Universal Credit criticised by spending watchdog

The Government's welfare reform programme - Universal Credit (UC) - has suffered from 'ambitious timescales' and 'weak management', according to a report by the National Audit Office (NAO).

The UC will merge a number of existing benefits into a single payment in order to reduce the costs and fraud associated with the current multi-benefit system.

The Department for Work and Pensions (DWP), responsible for the programme, was criticised by the NAO for:

  • overspending
  • taking risks in trying to meet short timescales
  • using a management approach inefficient for a project of this scale and complexity.

The DWP has been forced to delay the start of a national rollout of UC, originally planned for October 2013, due to IT glitches. 

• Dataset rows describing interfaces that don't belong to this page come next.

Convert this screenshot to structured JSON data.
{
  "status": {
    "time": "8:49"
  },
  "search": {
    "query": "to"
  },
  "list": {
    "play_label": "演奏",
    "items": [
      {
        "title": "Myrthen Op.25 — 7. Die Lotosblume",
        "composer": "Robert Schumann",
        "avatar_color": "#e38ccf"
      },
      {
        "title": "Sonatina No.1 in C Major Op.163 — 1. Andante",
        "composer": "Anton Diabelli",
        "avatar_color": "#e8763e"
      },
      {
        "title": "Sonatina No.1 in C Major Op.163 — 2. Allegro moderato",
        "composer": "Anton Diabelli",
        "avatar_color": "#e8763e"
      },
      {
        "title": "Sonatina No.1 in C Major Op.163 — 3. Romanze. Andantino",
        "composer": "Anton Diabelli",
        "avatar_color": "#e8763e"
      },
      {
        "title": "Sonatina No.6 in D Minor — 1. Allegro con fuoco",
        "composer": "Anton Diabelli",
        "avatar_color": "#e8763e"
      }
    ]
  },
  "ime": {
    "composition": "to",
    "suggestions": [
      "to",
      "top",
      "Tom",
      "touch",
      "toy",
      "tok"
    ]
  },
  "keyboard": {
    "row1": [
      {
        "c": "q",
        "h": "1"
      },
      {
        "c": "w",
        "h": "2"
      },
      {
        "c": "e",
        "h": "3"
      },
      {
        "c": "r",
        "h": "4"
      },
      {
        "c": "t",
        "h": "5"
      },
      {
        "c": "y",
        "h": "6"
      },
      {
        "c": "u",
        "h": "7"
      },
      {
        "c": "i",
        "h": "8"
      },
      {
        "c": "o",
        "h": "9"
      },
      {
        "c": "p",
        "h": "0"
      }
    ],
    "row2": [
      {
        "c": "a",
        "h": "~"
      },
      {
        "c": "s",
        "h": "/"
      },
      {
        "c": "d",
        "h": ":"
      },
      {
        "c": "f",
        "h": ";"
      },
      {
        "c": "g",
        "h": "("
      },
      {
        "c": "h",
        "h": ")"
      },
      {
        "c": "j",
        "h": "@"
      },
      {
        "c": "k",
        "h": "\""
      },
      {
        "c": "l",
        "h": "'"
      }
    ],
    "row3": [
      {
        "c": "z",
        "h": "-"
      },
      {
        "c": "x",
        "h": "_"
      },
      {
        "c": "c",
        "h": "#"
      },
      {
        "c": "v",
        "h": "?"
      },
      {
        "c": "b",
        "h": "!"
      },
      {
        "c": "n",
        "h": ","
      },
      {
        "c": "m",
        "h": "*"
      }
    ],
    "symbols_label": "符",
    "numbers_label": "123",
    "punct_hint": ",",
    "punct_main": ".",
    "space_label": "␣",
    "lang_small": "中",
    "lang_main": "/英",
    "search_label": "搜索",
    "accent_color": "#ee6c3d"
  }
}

According to the report, more than 70 per cent of the £425 million spent on the programme to date has been on new IT systems. However, £34 million worth of these new systems has already been written off as it is unclear whether it will be able to support a national rollout.

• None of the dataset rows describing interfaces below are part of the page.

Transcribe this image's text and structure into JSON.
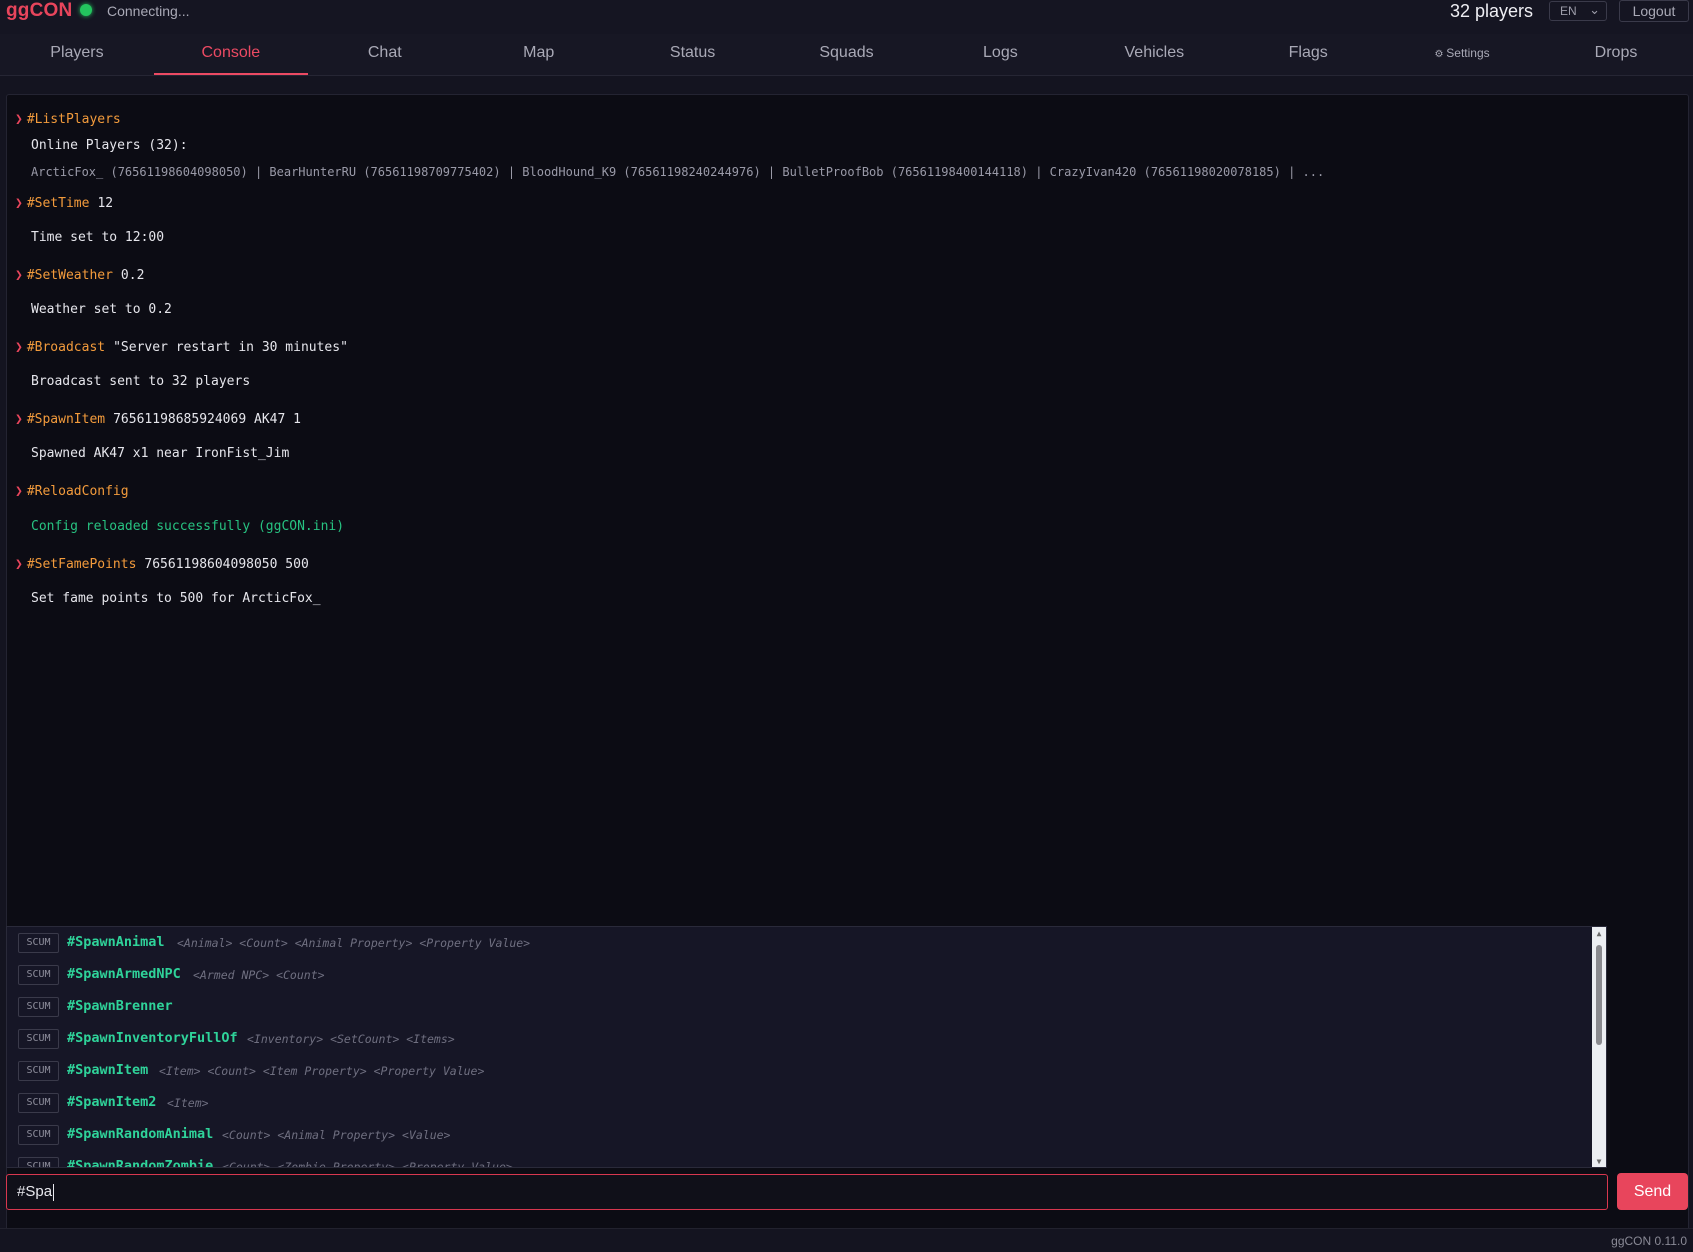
{
  "header": {
    "brand": "ggCON",
    "status_text": "Connecting...",
    "players_count": "32 players",
    "language": "EN",
    "logout_label": "Logout"
  },
  "tabs": [
    "Players",
    "Console",
    "Chat",
    "Map",
    "Status",
    "Squads",
    "Logs",
    "Vehicles",
    "Flags",
    "Settings",
    "Drops"
  ],
  "active_tab": "Console",
  "console": [
    {
      "cmd": "#ListPlayers",
      "args": ""
    },
    {
      "out": "Online Players (32):"
    },
    {
      "out": "ArcticFox_ (76561198604098050) | BearHunterRU (76561198709775402) | BloodHound_K9 (76561198240244976) | BulletProofBob (76561198400144118) | CrazyIvan420 (76561198020078185) | ..."
    },
    {
      "cmd": "#SetTime",
      "args": "12"
    },
    {
      "out": "Time set to 12:00"
    },
    {
      "cmd": "#SetWeather",
      "args": "0.2"
    },
    {
      "out": "Weather set to 0.2"
    },
    {
      "cmd": "#Broadcast",
      "args": "\"Server restart in 30 minutes\""
    },
    {
      "out": "Broadcast sent to 32 players"
    },
    {
      "cmd": "#SpawnItem",
      "args": "76561198685924069 AK47 1"
    },
    {
      "out": "Spawned AK47 x1 near IronFist_Jim"
    },
    {
      "cmd": "#ReloadConfig",
      "args": ""
    },
    {
      "out": "Config reloaded successfully (ggCON.ini)"
    },
    {
      "cmd": "#SetFamePoints",
      "args": "76561198604098050 500"
    },
    {
      "out": "Set fame points to 500 for ArcticFox_"
    }
  ],
  "suggestions": [
    {
      "tag": "SCUM",
      "name": "#SpawnAnimal",
      "args": "<Animal> <Count> <Animal Property> <Property Value>"
    },
    {
      "tag": "SCUM",
      "name": "#SpawnArmedNPC",
      "args": "<Armed NPC> <Count>"
    },
    {
      "tag": "SCUM",
      "name": "#SpawnBrenner",
      "args": ""
    },
    {
      "tag": "SCUM",
      "name": "#SpawnInventoryFullOf",
      "args": "<Inventory> <SetCount> <Items>"
    },
    {
      "tag": "SCUM",
      "name": "#SpawnItem",
      "args": "<Item> <Count> <Item Property> <Property Value>"
    },
    {
      "tag": "SCUM",
      "name": "#SpawnItem2",
      "args": "<Item>"
    },
    {
      "tag": "SCUM",
      "name": "#SpawnRandomAnimal",
      "args": "<Count> <Animal Property> <Value>"
    },
    {
      "tag": "SCUM",
      "name": "#SpawnRandomZombie",
      "args": "<Count> <Zombie Property> <Property Value>"
    }
  ],
  "input": {
    "value": "#Spa"
  },
  "send_label": "Send",
  "version": "ggCON 0.11.0",
  "colors": {
    "accent": "#e8455c",
    "command": "#f39b3c",
    "success": "#27c281",
    "suggestion": "#2fd39a",
    "online": "#23c45e"
  },
  "icons": [
    "chevron-down-icon",
    "gear-icon",
    "prompt-chevron-icon"
  ]
}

Amyas Morse, head of the NAO, said: "Universal Credit could well go on to achieve considerable benefits if the Department learns from these early setbacks and puts realistic plans and strong discipline in place for its future roll-out."

Work and Pensions Secretary Iain Duncan Smith admitted there had been 'missteps' with the project.

"We can't underestimate the scale of the challenge," he said. "This is a fundamental transformation of the welfare system."

The DWP is to review its delivery, spending and IT plans. It will now extend pilot schemes to six more areas of the UK, with these sites taking on simple welfare claims.